Matt Schiavenza of the Atlantic comments on President Obama’s series of tax reform proposals aimed at reducing inequality, which will be announced during the president’s State of the Union address.
“Capital gains tax reform has been a Democratic Party goal for years. But its inclusion at the center of Obama’s economic agenda signals renewed attention on wealth, rather than income, inequality … The easiest way to get rich isn’t to make a lot of money. It’s to have a lot of assets in the first place. Better yet to inherit it.”
“Under current tax laws, America’s highest earners pay income tax of 39.6 percent. Capital-gains taxes, even after Obama’s shift, cannot exceed 23.8 percent. The Center for American Progress characterizes this difference as a government subsidy for investment income, and an expensive one at that.”
“The Congressional Budget Office estimates that this subsidy amounts to $1.34 trillion over the next ten years. Sixty-eight percent of that went to the top one percent. Given this situation, it comes as no surprise that the country’s 400 top earners, or 0.0003 percent of the taxpaying population, earned 12 percent of capital gains benefitting from lower rates.”
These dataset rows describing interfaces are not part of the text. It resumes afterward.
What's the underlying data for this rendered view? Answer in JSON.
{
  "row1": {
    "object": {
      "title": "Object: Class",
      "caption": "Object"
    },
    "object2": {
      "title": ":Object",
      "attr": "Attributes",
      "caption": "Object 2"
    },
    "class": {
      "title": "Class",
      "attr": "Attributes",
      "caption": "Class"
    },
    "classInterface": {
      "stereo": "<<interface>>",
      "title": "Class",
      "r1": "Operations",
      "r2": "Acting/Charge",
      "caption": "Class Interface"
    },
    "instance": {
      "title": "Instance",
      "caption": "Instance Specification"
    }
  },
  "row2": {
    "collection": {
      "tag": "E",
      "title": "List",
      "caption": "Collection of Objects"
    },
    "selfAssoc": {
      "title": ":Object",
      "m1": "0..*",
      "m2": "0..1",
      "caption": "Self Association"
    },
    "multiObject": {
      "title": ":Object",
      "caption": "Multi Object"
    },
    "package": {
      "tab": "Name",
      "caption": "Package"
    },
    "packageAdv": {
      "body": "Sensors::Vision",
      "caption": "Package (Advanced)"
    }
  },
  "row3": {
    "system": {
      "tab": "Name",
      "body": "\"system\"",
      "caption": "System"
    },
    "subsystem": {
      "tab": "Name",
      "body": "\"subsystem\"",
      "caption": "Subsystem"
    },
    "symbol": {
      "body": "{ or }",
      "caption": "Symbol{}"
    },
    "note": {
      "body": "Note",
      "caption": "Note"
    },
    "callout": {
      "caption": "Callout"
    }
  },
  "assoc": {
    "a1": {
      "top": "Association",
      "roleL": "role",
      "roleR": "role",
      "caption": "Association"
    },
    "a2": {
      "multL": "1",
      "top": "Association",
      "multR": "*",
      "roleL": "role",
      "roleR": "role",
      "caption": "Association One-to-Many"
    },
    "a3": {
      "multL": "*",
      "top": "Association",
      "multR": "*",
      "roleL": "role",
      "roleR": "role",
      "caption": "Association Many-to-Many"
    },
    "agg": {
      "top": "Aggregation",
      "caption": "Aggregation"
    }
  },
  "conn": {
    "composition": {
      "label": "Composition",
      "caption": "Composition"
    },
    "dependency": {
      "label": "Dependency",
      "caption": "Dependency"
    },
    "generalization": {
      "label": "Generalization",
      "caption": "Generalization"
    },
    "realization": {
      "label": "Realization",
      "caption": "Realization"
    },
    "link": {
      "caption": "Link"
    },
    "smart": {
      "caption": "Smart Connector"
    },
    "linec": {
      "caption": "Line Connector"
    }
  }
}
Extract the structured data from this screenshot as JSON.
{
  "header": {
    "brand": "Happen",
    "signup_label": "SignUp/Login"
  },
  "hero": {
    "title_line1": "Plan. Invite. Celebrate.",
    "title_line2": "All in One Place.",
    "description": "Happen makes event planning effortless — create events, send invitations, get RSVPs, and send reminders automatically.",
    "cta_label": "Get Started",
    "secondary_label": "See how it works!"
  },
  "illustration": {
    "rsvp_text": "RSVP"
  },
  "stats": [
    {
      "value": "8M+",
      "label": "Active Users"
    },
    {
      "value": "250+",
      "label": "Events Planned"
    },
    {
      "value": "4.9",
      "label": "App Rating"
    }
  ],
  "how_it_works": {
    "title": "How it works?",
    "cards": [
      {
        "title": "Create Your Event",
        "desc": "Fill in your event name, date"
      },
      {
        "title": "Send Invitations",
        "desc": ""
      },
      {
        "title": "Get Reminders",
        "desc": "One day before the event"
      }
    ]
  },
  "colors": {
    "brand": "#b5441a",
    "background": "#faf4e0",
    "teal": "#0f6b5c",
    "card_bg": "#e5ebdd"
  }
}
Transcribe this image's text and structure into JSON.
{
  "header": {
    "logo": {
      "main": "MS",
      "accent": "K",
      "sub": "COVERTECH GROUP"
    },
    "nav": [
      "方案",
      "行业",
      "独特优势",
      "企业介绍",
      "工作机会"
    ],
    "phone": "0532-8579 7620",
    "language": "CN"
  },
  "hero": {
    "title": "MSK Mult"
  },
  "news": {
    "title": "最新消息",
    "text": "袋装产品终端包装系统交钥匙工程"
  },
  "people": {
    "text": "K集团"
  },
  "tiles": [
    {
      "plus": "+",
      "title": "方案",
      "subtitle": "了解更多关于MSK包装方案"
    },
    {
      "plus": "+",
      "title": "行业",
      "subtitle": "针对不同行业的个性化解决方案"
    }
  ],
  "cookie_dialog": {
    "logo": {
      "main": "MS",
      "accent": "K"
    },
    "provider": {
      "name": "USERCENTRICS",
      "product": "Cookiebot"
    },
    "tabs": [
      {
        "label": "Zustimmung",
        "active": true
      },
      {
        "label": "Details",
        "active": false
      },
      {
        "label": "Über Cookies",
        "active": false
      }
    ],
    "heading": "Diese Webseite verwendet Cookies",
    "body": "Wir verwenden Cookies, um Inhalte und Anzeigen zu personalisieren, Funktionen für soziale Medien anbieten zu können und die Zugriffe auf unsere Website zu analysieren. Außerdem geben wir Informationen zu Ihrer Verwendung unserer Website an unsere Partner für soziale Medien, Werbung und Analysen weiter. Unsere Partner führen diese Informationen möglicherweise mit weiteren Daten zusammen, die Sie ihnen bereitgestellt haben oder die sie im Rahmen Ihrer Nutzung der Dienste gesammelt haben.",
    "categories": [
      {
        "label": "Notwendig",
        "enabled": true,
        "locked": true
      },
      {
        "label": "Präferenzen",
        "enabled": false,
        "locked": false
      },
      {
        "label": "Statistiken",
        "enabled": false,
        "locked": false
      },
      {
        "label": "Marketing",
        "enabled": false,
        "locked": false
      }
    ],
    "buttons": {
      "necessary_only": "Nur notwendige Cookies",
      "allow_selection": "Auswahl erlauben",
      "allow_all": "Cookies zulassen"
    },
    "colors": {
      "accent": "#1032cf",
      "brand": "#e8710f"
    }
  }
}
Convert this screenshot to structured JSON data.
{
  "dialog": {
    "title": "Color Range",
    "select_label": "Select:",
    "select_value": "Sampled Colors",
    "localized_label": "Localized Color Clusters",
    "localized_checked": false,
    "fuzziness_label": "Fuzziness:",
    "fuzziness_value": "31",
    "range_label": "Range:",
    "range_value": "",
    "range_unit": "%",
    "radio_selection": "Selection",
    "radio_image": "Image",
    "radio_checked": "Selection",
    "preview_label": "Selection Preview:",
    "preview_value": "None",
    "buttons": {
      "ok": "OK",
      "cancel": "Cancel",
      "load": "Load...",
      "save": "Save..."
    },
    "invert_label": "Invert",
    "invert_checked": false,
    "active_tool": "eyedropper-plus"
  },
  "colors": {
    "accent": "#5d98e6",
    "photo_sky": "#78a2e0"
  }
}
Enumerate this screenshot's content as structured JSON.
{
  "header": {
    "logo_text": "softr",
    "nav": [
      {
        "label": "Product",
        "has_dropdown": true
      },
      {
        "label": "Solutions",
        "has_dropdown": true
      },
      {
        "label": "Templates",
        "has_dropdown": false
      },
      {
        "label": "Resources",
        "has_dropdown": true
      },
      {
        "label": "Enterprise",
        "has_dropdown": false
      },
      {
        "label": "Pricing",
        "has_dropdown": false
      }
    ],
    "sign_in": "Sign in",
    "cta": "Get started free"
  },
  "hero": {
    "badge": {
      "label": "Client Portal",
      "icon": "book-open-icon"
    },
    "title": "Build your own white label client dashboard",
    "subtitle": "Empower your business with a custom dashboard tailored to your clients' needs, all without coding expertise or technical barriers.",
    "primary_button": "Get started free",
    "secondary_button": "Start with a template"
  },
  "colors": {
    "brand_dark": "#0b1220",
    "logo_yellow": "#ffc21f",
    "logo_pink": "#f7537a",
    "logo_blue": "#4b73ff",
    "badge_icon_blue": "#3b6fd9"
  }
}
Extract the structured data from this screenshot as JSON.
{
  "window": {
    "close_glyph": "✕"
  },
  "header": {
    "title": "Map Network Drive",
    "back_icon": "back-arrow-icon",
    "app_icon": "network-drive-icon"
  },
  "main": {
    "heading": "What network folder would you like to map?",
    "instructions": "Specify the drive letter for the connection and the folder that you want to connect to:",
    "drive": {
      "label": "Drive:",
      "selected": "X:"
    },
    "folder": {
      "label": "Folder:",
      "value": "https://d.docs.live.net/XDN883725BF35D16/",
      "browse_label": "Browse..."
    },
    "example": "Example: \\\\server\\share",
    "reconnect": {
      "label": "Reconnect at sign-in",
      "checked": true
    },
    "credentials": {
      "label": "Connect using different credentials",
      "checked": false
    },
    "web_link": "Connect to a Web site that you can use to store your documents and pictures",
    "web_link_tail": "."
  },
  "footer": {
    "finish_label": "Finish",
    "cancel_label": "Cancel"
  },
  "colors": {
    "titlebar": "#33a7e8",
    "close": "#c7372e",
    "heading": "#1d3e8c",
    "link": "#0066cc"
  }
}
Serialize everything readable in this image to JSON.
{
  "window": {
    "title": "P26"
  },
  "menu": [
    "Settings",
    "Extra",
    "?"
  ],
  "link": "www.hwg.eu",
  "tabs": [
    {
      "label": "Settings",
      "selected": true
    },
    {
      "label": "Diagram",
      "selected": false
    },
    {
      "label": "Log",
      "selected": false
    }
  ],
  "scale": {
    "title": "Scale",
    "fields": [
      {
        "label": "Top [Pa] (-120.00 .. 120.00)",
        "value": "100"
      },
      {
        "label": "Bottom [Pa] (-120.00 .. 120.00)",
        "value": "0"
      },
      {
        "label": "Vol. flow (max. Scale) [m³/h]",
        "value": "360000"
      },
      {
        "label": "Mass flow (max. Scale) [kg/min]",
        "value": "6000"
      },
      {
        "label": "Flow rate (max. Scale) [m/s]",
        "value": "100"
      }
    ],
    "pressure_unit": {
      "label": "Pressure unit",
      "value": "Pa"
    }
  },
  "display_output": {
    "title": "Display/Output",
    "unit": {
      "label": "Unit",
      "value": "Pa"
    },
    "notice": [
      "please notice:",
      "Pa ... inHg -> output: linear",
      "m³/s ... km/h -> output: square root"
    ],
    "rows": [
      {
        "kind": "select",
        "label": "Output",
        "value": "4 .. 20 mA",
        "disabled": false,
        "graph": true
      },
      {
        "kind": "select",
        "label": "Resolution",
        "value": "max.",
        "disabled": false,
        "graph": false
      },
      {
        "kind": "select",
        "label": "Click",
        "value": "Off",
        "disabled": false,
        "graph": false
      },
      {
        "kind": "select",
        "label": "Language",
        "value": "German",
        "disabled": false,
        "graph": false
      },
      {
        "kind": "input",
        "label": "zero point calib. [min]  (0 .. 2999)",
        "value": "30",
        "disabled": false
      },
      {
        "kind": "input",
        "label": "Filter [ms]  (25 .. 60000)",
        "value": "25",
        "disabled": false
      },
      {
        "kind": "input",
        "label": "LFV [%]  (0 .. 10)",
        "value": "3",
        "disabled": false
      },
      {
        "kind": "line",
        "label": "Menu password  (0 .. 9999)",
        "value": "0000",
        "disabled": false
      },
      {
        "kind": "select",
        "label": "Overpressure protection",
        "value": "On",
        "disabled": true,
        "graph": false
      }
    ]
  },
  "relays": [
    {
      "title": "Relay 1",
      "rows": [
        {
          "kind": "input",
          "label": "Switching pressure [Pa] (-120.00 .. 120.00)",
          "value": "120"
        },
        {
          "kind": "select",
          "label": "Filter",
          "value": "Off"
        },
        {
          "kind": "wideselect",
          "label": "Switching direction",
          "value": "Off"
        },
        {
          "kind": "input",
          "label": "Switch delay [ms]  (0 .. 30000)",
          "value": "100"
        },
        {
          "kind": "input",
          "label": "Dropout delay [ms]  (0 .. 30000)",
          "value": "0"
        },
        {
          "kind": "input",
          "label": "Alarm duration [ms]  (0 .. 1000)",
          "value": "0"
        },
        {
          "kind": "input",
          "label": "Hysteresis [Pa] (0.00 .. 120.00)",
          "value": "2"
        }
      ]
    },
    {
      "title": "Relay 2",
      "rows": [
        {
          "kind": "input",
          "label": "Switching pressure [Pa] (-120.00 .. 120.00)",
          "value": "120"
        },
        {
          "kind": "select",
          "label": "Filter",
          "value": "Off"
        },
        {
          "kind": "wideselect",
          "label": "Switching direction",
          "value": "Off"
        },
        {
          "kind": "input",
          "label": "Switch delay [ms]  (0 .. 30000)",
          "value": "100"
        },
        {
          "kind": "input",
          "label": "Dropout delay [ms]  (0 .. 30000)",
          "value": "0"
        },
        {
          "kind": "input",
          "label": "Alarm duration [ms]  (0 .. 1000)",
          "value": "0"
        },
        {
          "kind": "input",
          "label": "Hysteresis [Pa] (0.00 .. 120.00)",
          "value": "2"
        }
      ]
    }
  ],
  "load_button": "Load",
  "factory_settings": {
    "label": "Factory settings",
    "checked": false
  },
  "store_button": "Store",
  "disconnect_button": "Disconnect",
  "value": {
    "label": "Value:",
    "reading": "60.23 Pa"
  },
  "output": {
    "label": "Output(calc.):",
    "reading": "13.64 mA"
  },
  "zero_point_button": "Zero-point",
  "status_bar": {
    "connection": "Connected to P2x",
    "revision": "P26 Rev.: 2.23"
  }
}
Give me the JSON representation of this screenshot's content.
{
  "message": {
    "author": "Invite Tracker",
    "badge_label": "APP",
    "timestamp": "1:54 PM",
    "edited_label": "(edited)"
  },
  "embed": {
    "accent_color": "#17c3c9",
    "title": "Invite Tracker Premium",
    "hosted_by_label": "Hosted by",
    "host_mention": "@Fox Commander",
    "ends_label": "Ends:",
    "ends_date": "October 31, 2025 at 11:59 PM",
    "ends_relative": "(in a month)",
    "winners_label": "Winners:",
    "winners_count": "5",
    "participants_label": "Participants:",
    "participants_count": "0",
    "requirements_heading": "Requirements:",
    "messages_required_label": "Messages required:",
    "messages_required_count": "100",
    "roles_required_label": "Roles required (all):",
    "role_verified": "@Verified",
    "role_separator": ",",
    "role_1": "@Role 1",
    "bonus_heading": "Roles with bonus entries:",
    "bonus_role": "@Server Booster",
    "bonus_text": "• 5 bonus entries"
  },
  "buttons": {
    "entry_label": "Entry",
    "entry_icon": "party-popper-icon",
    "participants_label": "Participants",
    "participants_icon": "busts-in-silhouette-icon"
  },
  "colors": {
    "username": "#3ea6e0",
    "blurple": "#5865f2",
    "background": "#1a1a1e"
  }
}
“If implemented, Obama’s plan will strive to narrow this gap. Will it work?”Save to Favorites